Whether it’s planning nutritious meals ahead or opting for seasonal produce at the farmer’s market – every step counts on our path towards a healthier lifestyle. So let’s embark on this journey with enthusiasm knowing that we are nourishing ourselves from within while experiencing the joys of delicious food!


What is considered healthy food?

Healthy foods are typically low in saturated fats, sugars, and sodium while being rich in essential nutrients like vitamins, minerals, fiber, and lean proteins. They promote overall well-being and may include fruits, vegetables, whole grains, lean proteins, and nuts.

How can I incorporate more healthy foods into my diet?

You can incorporate healthy foods into your diet by planning balanced meals, including a variety of fruits and vegetables, choosing whole grains, opting for lean proteins, and limiting processed and sugary foods. Gradual changes and portion control can also help.

What are the benefits of eating healthy foods?

Eating healthy foods can lead to benefits like better weight management, improved energy levels, reduced risk of chronic diseases (such as heart disease and diabetes), enhanced digestion, and overall better health.

Are there specific diets that promote healthy eating?

Several diets promote healthy eating, including the Mediterranean diet, DASH (Dietary Approaches to Stop Hypertension) diet, and plant-based diets like vegetarian and vegan.
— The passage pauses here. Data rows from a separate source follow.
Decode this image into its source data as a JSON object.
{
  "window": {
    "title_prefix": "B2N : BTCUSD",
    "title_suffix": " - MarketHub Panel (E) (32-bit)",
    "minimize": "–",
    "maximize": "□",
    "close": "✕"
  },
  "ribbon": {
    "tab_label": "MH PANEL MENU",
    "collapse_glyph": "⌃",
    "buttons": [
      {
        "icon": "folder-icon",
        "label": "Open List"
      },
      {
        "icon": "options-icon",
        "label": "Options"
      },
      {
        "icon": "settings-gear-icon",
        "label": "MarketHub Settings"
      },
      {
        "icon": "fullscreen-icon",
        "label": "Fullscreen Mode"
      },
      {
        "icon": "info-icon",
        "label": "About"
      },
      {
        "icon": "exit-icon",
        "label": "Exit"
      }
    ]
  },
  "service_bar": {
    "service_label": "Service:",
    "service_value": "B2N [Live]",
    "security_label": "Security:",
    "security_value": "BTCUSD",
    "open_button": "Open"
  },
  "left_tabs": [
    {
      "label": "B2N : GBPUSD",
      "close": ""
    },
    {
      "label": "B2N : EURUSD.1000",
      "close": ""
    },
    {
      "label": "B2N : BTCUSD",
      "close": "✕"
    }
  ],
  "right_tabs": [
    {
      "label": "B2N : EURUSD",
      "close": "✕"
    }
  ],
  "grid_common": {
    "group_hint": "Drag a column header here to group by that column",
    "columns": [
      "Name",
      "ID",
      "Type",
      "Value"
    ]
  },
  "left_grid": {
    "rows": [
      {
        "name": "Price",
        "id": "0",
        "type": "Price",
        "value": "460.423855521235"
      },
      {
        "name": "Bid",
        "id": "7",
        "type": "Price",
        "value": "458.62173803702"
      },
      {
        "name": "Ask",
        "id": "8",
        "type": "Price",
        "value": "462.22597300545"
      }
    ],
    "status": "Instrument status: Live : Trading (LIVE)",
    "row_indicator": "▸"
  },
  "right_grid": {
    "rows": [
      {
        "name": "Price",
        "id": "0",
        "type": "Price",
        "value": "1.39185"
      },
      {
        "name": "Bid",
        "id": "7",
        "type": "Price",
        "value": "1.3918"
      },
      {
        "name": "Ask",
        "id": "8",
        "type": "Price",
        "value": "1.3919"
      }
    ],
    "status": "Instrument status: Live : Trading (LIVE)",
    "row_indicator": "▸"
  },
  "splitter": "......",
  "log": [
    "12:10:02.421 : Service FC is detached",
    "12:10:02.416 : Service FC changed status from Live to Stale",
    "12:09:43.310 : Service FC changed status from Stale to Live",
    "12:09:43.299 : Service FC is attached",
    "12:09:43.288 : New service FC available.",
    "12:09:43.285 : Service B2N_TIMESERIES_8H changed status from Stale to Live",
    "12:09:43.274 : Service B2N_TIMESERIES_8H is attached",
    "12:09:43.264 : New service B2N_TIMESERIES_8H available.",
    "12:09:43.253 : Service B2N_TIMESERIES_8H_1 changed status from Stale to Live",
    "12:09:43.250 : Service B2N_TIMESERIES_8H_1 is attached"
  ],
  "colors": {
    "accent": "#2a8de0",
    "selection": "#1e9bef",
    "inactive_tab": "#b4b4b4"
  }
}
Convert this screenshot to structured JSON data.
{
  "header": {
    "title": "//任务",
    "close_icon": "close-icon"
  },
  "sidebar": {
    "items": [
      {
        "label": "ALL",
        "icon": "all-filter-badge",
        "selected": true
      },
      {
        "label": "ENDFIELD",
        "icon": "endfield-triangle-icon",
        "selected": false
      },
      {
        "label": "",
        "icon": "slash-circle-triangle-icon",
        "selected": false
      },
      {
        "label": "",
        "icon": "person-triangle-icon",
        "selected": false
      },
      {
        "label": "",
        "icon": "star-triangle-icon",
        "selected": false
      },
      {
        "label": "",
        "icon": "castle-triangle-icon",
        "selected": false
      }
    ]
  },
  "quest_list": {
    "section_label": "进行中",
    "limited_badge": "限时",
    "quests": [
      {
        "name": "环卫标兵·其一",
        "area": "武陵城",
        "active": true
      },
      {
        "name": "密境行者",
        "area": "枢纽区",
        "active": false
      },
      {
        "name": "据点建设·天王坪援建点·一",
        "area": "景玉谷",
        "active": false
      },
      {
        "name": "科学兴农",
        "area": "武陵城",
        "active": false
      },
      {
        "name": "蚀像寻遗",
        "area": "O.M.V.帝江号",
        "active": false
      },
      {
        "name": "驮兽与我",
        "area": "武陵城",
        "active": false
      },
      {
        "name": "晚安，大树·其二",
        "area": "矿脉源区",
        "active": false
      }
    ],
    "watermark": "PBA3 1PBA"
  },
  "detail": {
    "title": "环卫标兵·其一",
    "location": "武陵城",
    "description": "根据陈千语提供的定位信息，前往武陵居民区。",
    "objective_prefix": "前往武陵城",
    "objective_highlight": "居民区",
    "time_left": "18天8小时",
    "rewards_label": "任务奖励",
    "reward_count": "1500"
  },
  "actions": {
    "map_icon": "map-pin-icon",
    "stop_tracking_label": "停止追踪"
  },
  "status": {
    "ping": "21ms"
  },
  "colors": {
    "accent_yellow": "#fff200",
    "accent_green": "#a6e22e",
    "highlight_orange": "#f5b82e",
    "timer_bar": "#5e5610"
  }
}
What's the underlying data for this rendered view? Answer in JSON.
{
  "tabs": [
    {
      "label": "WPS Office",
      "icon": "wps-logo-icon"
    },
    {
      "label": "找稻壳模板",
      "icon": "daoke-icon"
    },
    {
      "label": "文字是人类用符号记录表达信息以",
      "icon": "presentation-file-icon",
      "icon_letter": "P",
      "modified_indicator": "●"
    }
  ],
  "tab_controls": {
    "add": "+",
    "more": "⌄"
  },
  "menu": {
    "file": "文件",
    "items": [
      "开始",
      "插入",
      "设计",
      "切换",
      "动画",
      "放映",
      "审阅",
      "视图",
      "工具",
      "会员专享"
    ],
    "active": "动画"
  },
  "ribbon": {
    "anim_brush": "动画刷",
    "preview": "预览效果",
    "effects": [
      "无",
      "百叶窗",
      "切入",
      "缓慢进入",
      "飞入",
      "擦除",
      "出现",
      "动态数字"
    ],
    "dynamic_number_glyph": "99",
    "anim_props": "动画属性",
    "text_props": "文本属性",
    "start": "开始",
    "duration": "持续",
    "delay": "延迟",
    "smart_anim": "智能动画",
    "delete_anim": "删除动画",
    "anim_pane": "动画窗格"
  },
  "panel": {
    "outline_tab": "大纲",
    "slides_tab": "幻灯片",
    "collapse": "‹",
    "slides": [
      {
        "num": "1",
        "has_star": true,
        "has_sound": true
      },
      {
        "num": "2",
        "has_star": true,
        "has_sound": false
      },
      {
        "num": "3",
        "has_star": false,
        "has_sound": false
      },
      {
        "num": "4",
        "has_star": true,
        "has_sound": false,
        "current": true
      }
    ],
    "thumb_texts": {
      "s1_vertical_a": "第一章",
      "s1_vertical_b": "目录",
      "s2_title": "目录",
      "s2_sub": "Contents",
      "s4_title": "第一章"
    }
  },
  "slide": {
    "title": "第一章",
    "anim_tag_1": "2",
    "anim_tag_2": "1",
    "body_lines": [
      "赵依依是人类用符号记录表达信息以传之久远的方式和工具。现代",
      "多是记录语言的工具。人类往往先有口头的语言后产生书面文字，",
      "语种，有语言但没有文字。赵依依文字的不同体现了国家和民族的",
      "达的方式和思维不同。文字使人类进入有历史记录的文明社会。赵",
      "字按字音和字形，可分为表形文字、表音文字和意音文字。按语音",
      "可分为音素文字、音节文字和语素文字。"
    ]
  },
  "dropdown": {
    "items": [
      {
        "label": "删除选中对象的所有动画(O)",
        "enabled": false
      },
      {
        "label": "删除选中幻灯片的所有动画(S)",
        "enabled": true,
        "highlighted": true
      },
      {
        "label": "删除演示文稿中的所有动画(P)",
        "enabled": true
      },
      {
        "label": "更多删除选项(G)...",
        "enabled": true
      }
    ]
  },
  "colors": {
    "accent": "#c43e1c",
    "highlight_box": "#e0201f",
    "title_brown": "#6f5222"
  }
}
These diets emphasize whole, nutrient-rich foods and are associated with various health benefits.

Leave a Reply

Your email address will not be published. Required fields are marked *